While American eyes over the past month were focused on the liberation of Iraq, liberals fighting a culture war in the United States won some victories.
On April 9, as Baghdad residents with a lot of help from their friends pulled down the big Saddam statue, the U.S. Senate passed a faith-based-initiative bill stripped of provisions that would have reduced governmental bias against religious groups. Ken Connor, president of the Family Research Council, summarized well how we arrived at this point: "Instead of planting the faith-based flag on the high ground of principle and fighting for a genuine bill, Republican sponsors labored to appease Democrats with concession after concession."
President Bush's faith-based initiative still has life to it. Regulatory changes are helping. Across the country groups not waiting for Washington have started church programs and schools. But the legislative agenda went off track early in 2001 when administration officials decided to emphasize a centralized grant-making approach instead of tax-credit and voucher proposals (see WORLD, March 24, 2001).
On April 9 also, as Baghdad became free, some students at nearly 2,000 middle schools, high schools, colleges, and universities across the United States observed a day of silence-not to thank God for His mercy, but to back gay, lesbian, bisexual, and transgendered individuals who are purportedly unable to speak freely. It was the eighth annual national Day of Silence, with student organizers like Ryan Frazer of Conifer High School in Colorado telling journalists that he frequently heard at school homosexual slurs such as, "Oh, that homework assignment is so gay."

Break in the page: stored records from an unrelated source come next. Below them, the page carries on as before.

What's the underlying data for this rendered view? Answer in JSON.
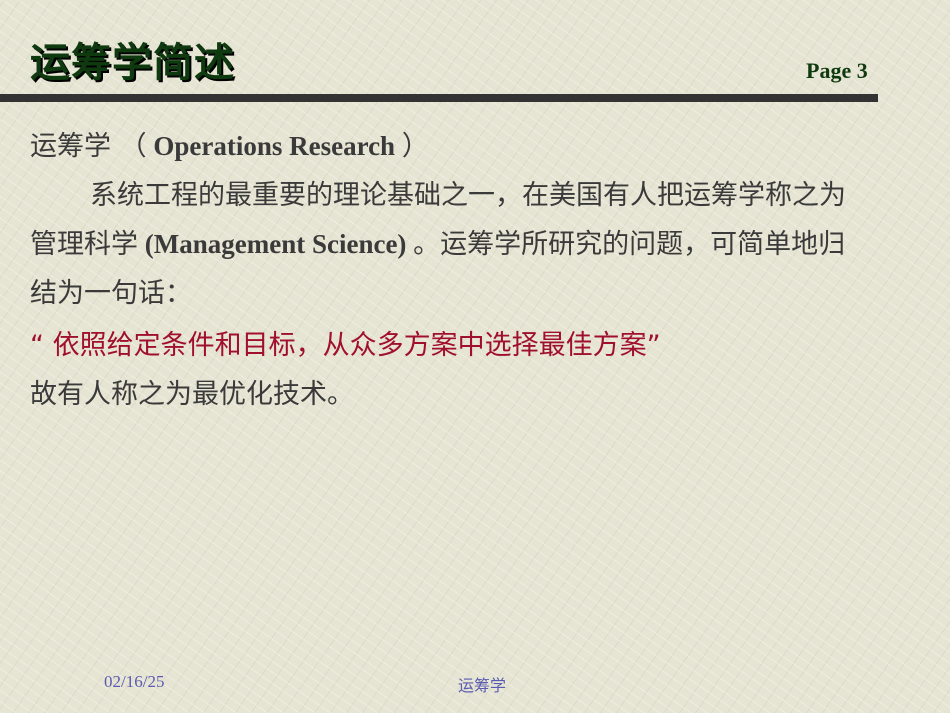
{
  "header": {
    "title": "运筹学简述",
    "page": "Page 3"
  },
  "body": {
    "line1_cn": "运筹学 （",
    "line1_en": " Operations Research ",
    "line1_end": "）",
    "para_a": "系统工程的最重要的理论基础之一，在美国有人把运筹学称之为管理科学",
    "para_en": " (Management Science) ",
    "para_b": "。运筹学所研究的问题，可简单地归结为一句话：",
    "quote": "“ 依照给定条件和目标，从众多方案中选择最佳方案”",
    "closing": "故有人称之为最优化技术。"
  },
  "footer": {
    "date": "02/16/25",
    "center": "运筹学"
  }
}
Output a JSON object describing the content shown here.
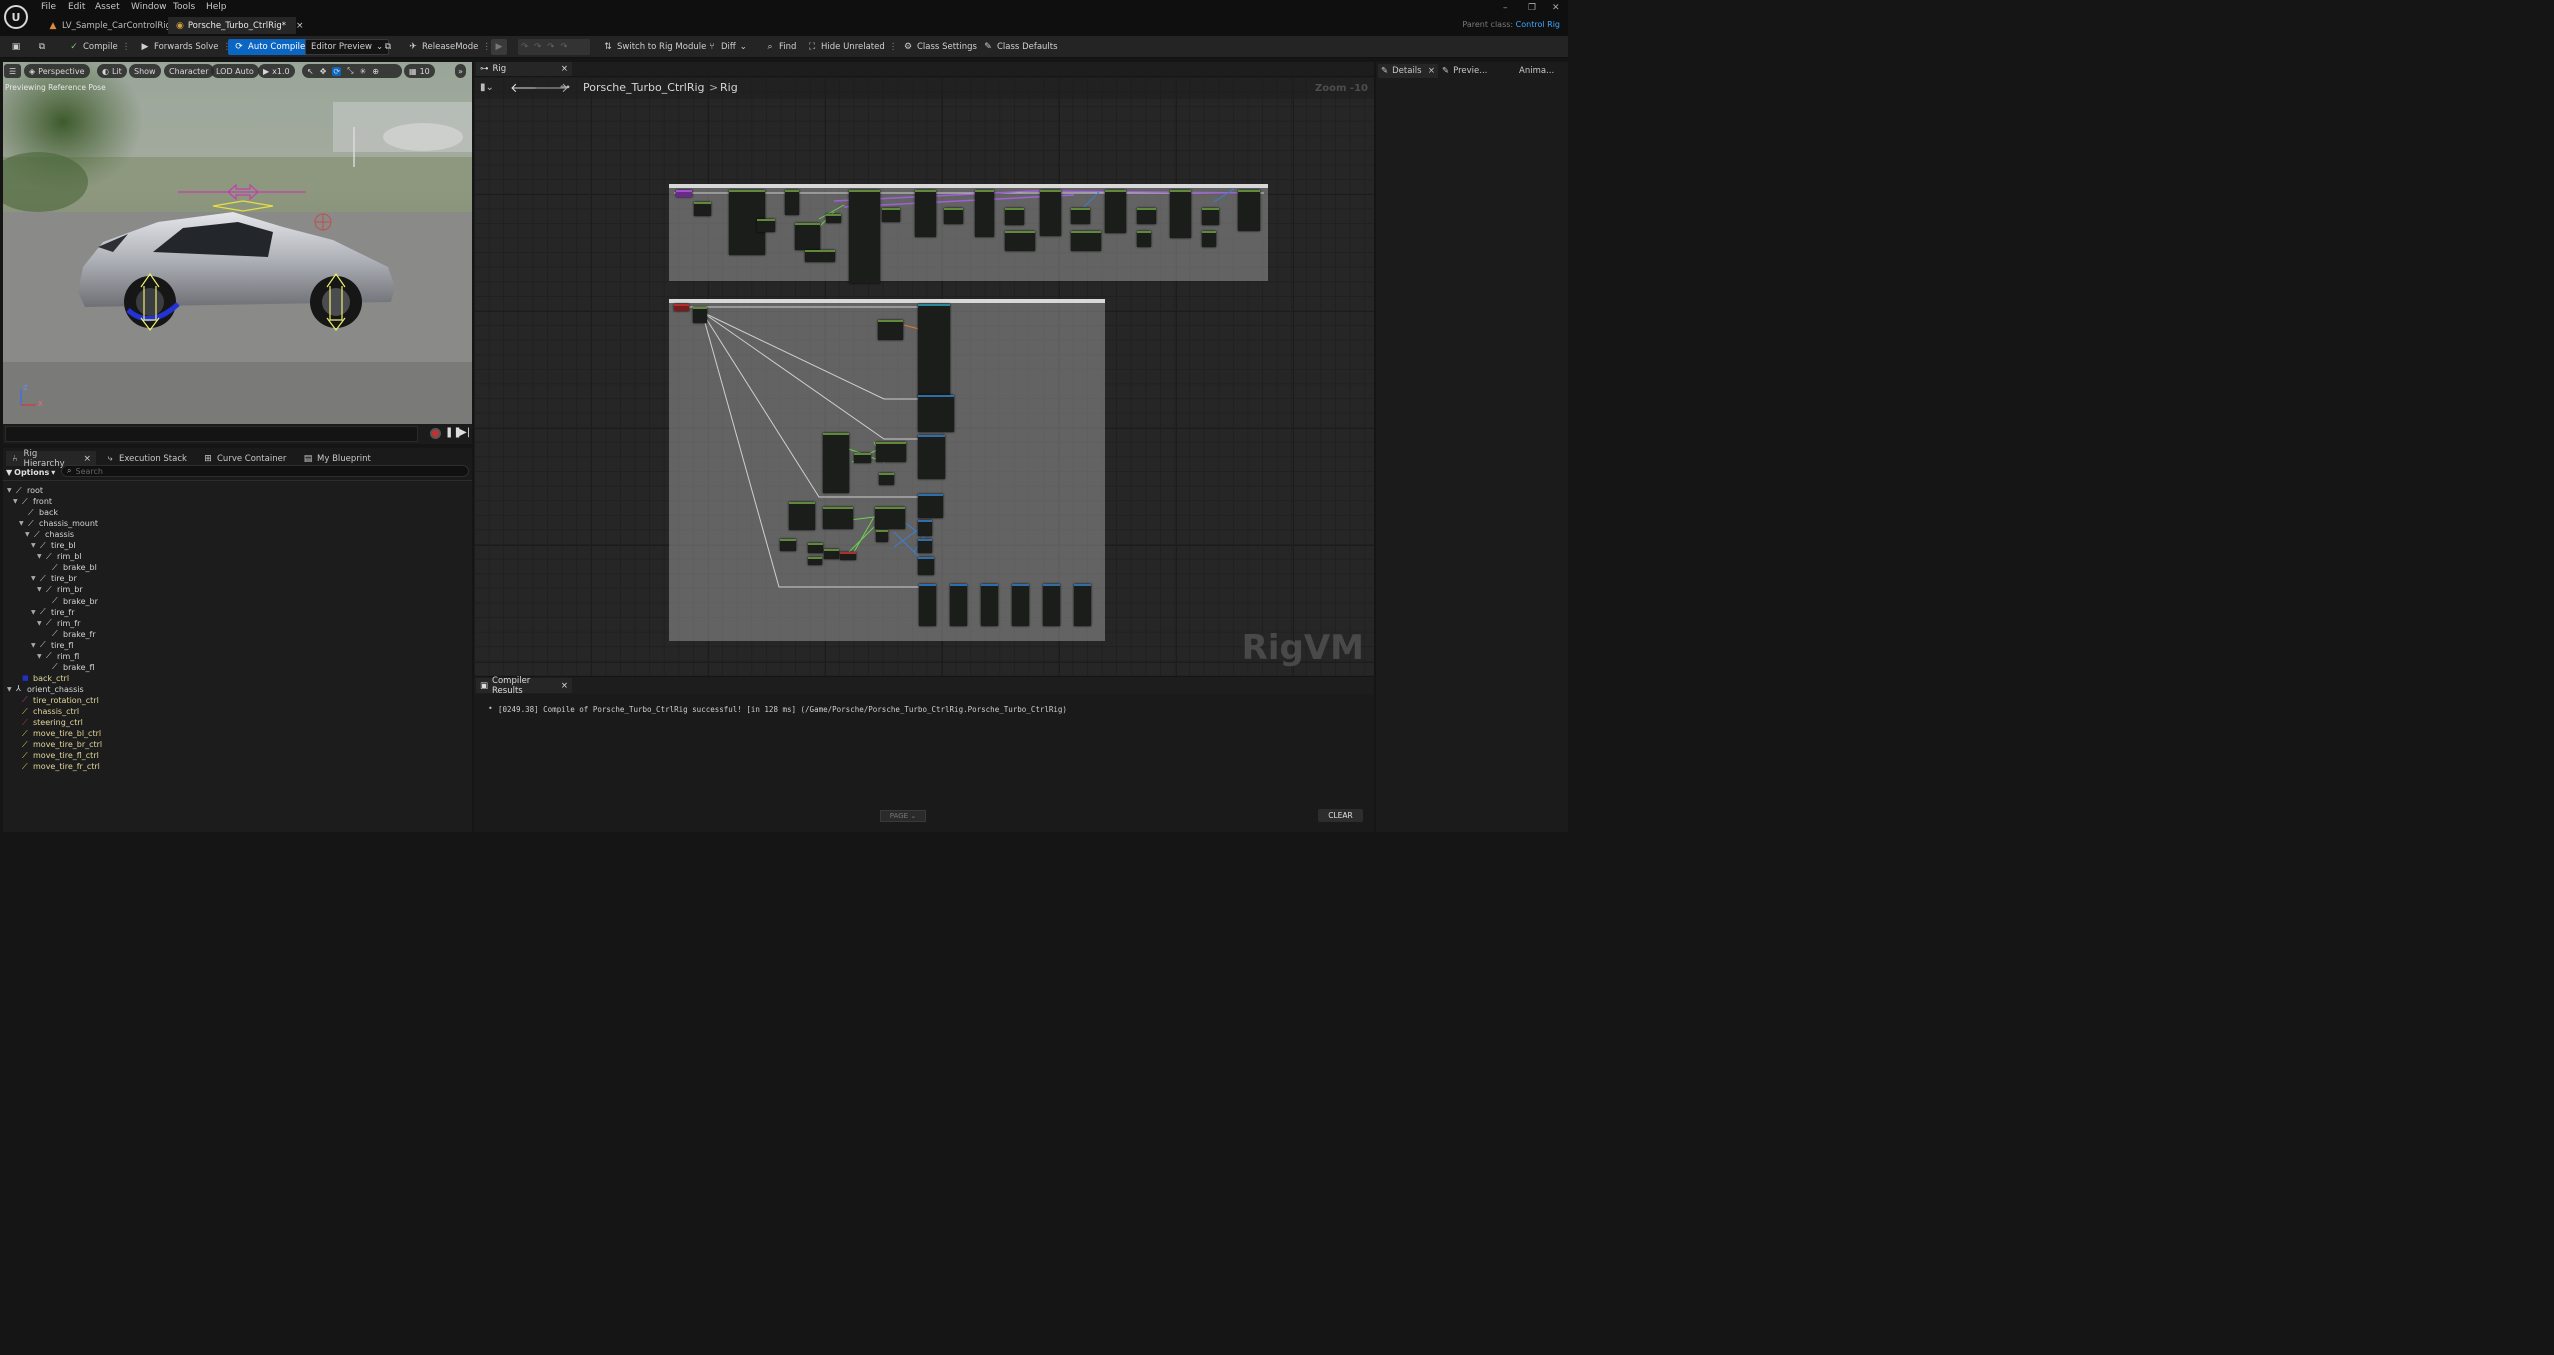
{
  "titlebar": {
    "menus": [
      "File",
      "Edit",
      "Asset",
      "Window",
      "Tools",
      "Help"
    ],
    "tabs": [
      {
        "label": "LV_Sample_CarControlRig"
      },
      {
        "label": "Porsche_Turbo_CtrlRig*"
      }
    ],
    "parent_class_label": "Parent class:",
    "parent_class_value": "Control Rig"
  },
  "toolbar": {
    "compile": "Compile",
    "forwards_solve": "Forwards Solve",
    "auto_compile": "Auto Compile",
    "editor_preview": "Editor Preview",
    "release_mode": "ReleaseMode",
    "switch_rig_module": "Switch to Rig Module",
    "diff": "Diff",
    "find": "Find",
    "hide_unrelated": "Hide Unrelated",
    "class_settings": "Class Settings",
    "class_defaults": "Class Defaults"
  },
  "viewport": {
    "perspective": "Perspective",
    "lit": "Lit",
    "show": "Show",
    "character": "Character",
    "lod": "LOD Auto",
    "speed": "x1.0",
    "grid_value": "10",
    "status": "Previewing Reference Pose",
    "axis_z": "Z",
    "axis_x": "X"
  },
  "left_panel": {
    "tabs": [
      "Rig Hierarchy",
      "Execution Stack",
      "Curve Container",
      "My Blueprint"
    ],
    "options": "Options",
    "search_placeholder": "Search",
    "hierarchy": [
      {
        "label": "root",
        "type": "bone",
        "depth": 0
      },
      {
        "label": "front",
        "type": "bone",
        "depth": 1
      },
      {
        "label": "back",
        "type": "bone",
        "depth": 2
      },
      {
        "label": "chassis_mount",
        "type": "bone",
        "depth": 2
      },
      {
        "label": "chassis",
        "type": "bone",
        "depth": 3
      },
      {
        "label": "tire_bl",
        "type": "bone",
        "depth": 4
      },
      {
        "label": "rim_bl",
        "type": "bone",
        "depth": 5
      },
      {
        "label": "brake_bl",
        "type": "bone",
        "depth": 6
      },
      {
        "label": "tire_br",
        "type": "bone",
        "depth": 4
      },
      {
        "label": "rim_br",
        "type": "bone",
        "depth": 5
      },
      {
        "label": "brake_br",
        "type": "bone",
        "depth": 6
      },
      {
        "label": "tire_fr",
        "type": "bone",
        "depth": 4
      },
      {
        "label": "rim_fr",
        "type": "bone",
        "depth": 5
      },
      {
        "label": "brake_fr",
        "type": "bone",
        "depth": 6
      },
      {
        "label": "tire_fl",
        "type": "bone",
        "depth": 4
      },
      {
        "label": "rim_fl",
        "type": "bone",
        "depth": 5
      },
      {
        "label": "brake_fl",
        "type": "bone",
        "depth": 6
      },
      {
        "label": "back_ctrl",
        "type": "control",
        "depth": 1
      },
      {
        "label": "orient_chassis",
        "type": "null",
        "depth": 0
      },
      {
        "label": "tire_rotation_ctrl",
        "type": "control",
        "depth": 1
      },
      {
        "label": "chassis_ctrl",
        "type": "control",
        "depth": 1
      },
      {
        "label": "steering_ctrl",
        "type": "control",
        "depth": 1
      },
      {
        "label": "move_tire_bl_ctrl",
        "type": "control",
        "depth": 1
      },
      {
        "label": "move_tire_br_ctrl",
        "type": "control",
        "depth": 1
      },
      {
        "label": "move_tire_fl_ctrl",
        "type": "control",
        "depth": 1
      },
      {
        "label": "move_tire_fr_ctrl",
        "type": "control",
        "depth": 1
      }
    ]
  },
  "graph": {
    "tab": "Rig",
    "breadcrumb_asset": "Porsche_Turbo_CtrlRig",
    "breadcrumb_sep": ">",
    "breadcrumb_graph": "Rig",
    "zoom": "Zoom -10",
    "watermark": "RigVM"
  },
  "compiler": {
    "tab": "Compiler Results",
    "message": "[0249.38] Compile of Porsche_Turbo_CtrlRig successful! [in 128 ms] (/Game/Porsche/Porsche_Turbo_CtrlRig.Porsche_Turbo_CtrlRig)",
    "page": "PAGE",
    "clear": "CLEAR"
  },
  "right_panel": {
    "tabs": [
      "Details",
      "Previe...",
      "Anima..."
    ]
  },
  "colors": {
    "accent": "#0a66c2",
    "link": "#3fa7ff",
    "control_text": "#e3d69a"
  }
}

Reports from across the country showed student activists holding up cards about their silence, and teachers overwhelmingly playing along. One Auburn student taped her mouth shut. A University of Texas sophomore who knew some sign language handcuffed her wrists to make sure she remained mute in every respect.
Meanwhile, the Democratic Party became even more intensely the party of abortion (with the exception of some brave pro-lifers fighting a guerrilla war within it). Presidential nomination frontrunner John Kerry said he would impose a pro-abortion litmus test on federal judges, and rallies for D.C. Appeals Court nominee Miguel Estrada on April 15 and 16 did not change his mind.
The Washington Post on April 11 happily reported that for the first time a chairman of the Republican National Committee had addressed a homosexual organization. When Marc Racicot quietly met in March with 300 members of the Human Rights Campaign, was he just reading them statements from the Republican Platform 2000 that "we do not believe sexual preference should be given special legal protection or standing in law" and "we affirm that homosexuality is incompatible with military service"? I suspect not.
It's fine for an RNC chairman to meet with gays and gain their support for lower taxes and a strong national defense. But it's a big victory for liberalism if Mr. Racicot suggests that the GOP is willing to hug an anti-family agenda. All of this bears watching as we return from Iraq-war tunnel vision and examine cultural terrorism here at home.